Kenya is currently in the grips of a wave of student riots. In the last month alone, about 300 secondary schools have shut down as a result of the unrest. The timing of the riots is not surprising: national exam season is just around the corner. The month of July is when most schools would sit for their Mock examinations - internal exams designed to simulate the national exams. Performance in Mocks is taken as a good indicator of expected performance in the national exam - a fact that makes the exams stressful.
Given the high tension atmosphere, it is quite likely that events that would ordinarily draw minor reactions from students get blown out of proportion. So what is it that most students are complaining about?

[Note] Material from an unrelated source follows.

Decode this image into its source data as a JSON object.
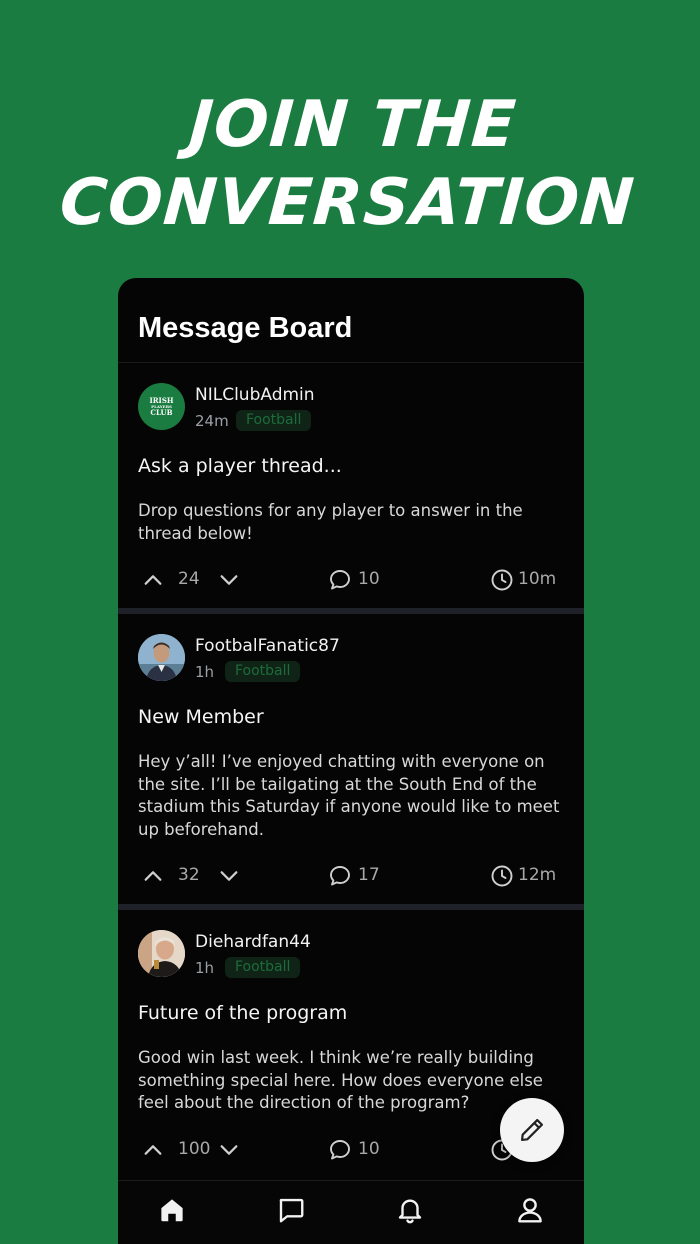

Exams have always been hard and there have always been schools that went on strike on this grievance. I remember an eruption of school strikes in my district when I was in form 2. Four schools went on strike in close succession around Mock time and they sent emissaries to our school urging us to boycott the exams. The following year, when national exams results were released, one of the schools went on strike over their performance. This time, they marched to the District Education Board office carrying banners that asked “Why did we fail?” in big bold letters. It was a study in irony. The students alleged a plot by district officials to favor certain schools, evidenced by those schools good performance. Incidentally, the ‘favored’ schools had not boycotted mock exams in the previous year.

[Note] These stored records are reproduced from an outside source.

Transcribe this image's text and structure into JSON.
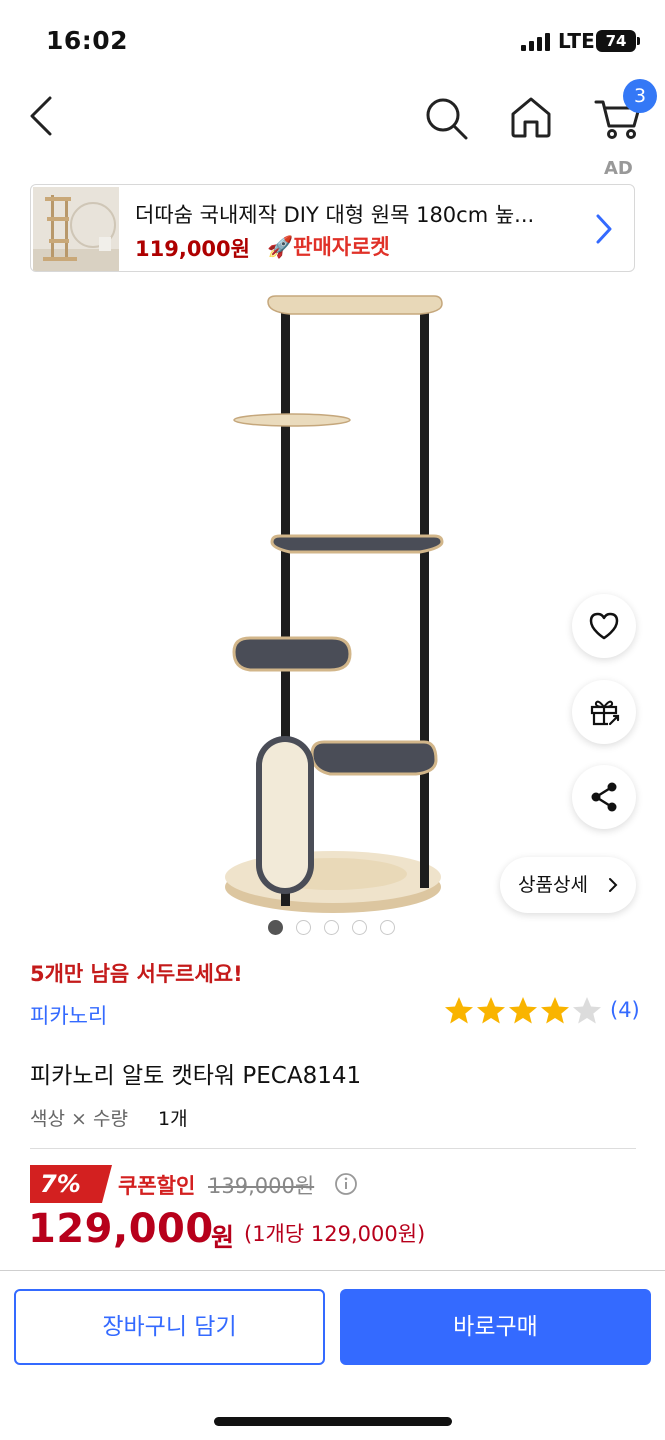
{
  "status_bar": {
    "time": "16:02",
    "network": "LTE",
    "battery": "74"
  },
  "nav": {
    "back_icon": "chevron-left-icon",
    "search_icon": "search-icon",
    "home_icon": "home-icon",
    "cart_icon": "cart-icon",
    "cart_count": "3",
    "accent_color": "#3478f6"
  },
  "ad": {
    "label": "AD",
    "title": "더따숨 국내제작 DIY 대형 원목 180cm 높...",
    "price": "119,000원",
    "rocket": "판매자로켓",
    "rocket_icon": "rocket-icon",
    "chevron_icon": "chevron-right-icon"
  },
  "gallery": {
    "image": "cat-tower-product-image",
    "dot_count": 5,
    "active_dot": 1
  },
  "floating": {
    "like_icon": "heart-icon",
    "gift_icon": "gift-icon",
    "share_icon": "share-icon",
    "detail_label": "상품상세"
  },
  "product": {
    "stock_warning": "5개만 남음 서두르세요!",
    "brand": "피카노리",
    "rating": 4,
    "rating_max": 5,
    "review_count": "(4)",
    "title": "피카노리 알토 캣타워 PECA8141",
    "option_label": "색상 × 수량",
    "option_value": "1개"
  },
  "price": {
    "discount": "7%",
    "coupon_label": "쿠폰할인",
    "original": "139,000원",
    "final_number": "129,000",
    "final_unit": "원",
    "unit_price": "(1개당 129,000원)",
    "sale_color": "#b7001b"
  },
  "actions": {
    "add_to_cart": "장바구니 담기",
    "buy_now": "바로구매",
    "primary_color": "#346aff"
  }
}
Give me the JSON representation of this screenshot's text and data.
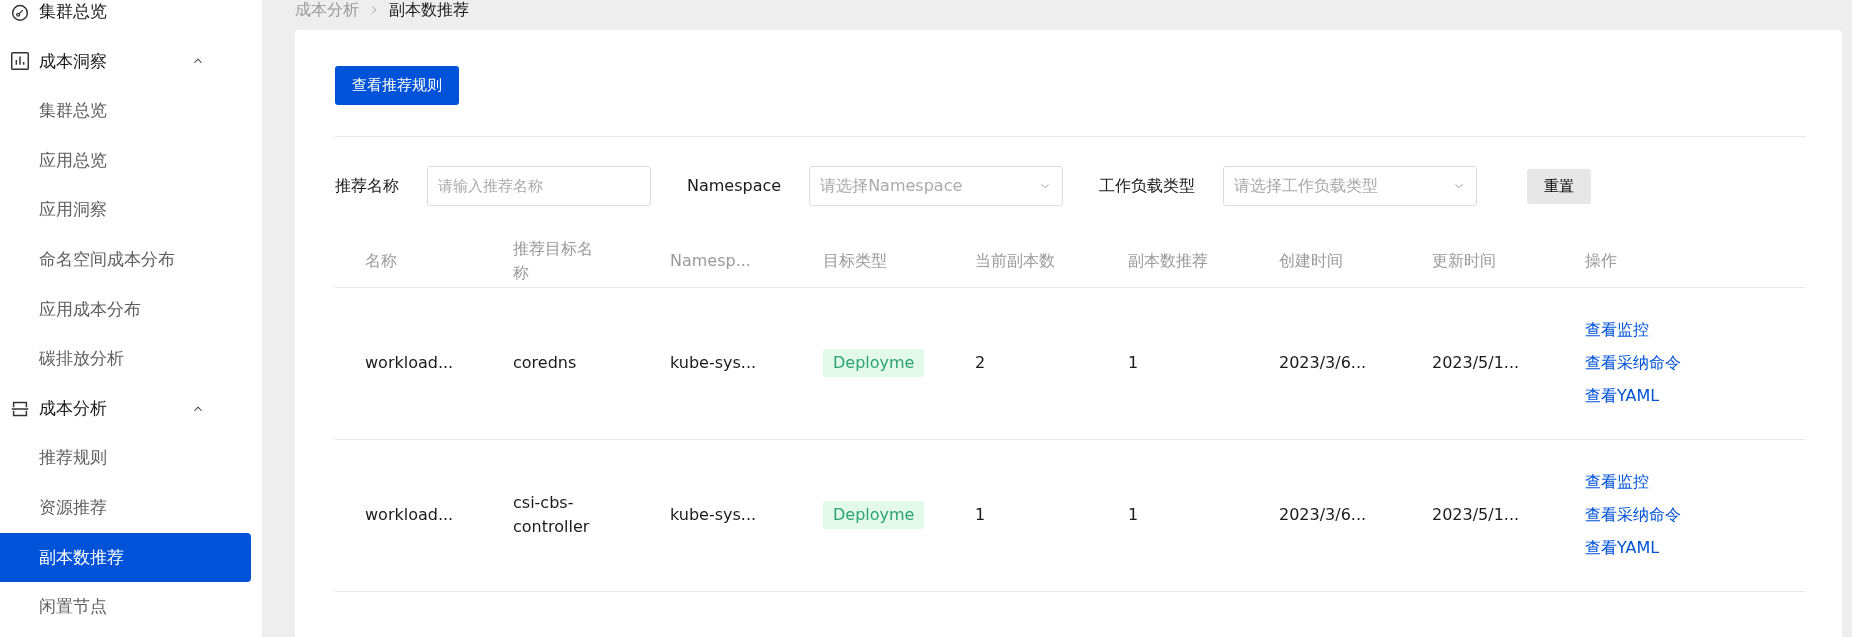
{
  "sidebar": {
    "items": [
      {
        "kind": "link",
        "label": "集群总览",
        "selected": false
      },
      {
        "kind": "group",
        "label": "成本洞察",
        "expanded": true,
        "children": [
          {
            "label": "集群总览",
            "selected": false
          },
          {
            "label": "应用总览",
            "selected": false
          },
          {
            "label": "应用洞察",
            "selected": false
          },
          {
            "label": "命名空间成本分布",
            "selected": false
          },
          {
            "label": "应用成本分布",
            "selected": false
          },
          {
            "label": "碳排放分析",
            "selected": false
          }
        ]
      },
      {
        "kind": "group",
        "label": "成本分析",
        "expanded": true,
        "children": [
          {
            "label": "推荐规则",
            "selected": false
          },
          {
            "label": "资源推荐",
            "selected": false
          },
          {
            "label": "副本数推荐",
            "selected": true
          },
          {
            "label": "闲置节点",
            "selected": false
          }
        ]
      }
    ]
  },
  "breadcrumb": [
    "成本分析",
    "副本数推荐"
  ],
  "primary_button": "查看推荐规则",
  "filters": [
    {
      "kind": "input",
      "label": "推荐名称",
      "placeholder": "请输入推荐名称"
    },
    {
      "kind": "select",
      "label": "Namespace",
      "placeholder": "请选择Namespace"
    },
    {
      "kind": "select",
      "label": "工作负载类型",
      "placeholder": "请选择工作负载类型"
    }
  ],
  "reset_button": "重置",
  "table": {
    "columns": [
      "名称",
      "推荐目标名称",
      "Namesp...",
      "目标类型",
      "当前副本数",
      "副本数推荐",
      "创建时间",
      "更新时间",
      "操作"
    ],
    "rows": [
      {
        "name": "workload...",
        "target": "coredns",
        "namespace": "kube-sys...",
        "type": "Deployme",
        "current": "2",
        "recommended": "1",
        "created": "2023/3/6...",
        "updated": "2023/5/1...",
        "actions": [
          "查看监控",
          "查看采纳命令",
          "查看YAML"
        ]
      },
      {
        "name": "workload...",
        "target": "csi-cbs-controller",
        "namespace": "kube-sys...",
        "type": "Deployme",
        "current": "1",
        "recommended": "1",
        "created": "2023/3/6...",
        "updated": "2023/5/1...",
        "actions": [
          "查看监控",
          "查看采纳命令",
          "查看YAML"
        ]
      }
    ]
  }
}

Thinking back to this incident led me to some conclusions on the force behind the current wave. Read more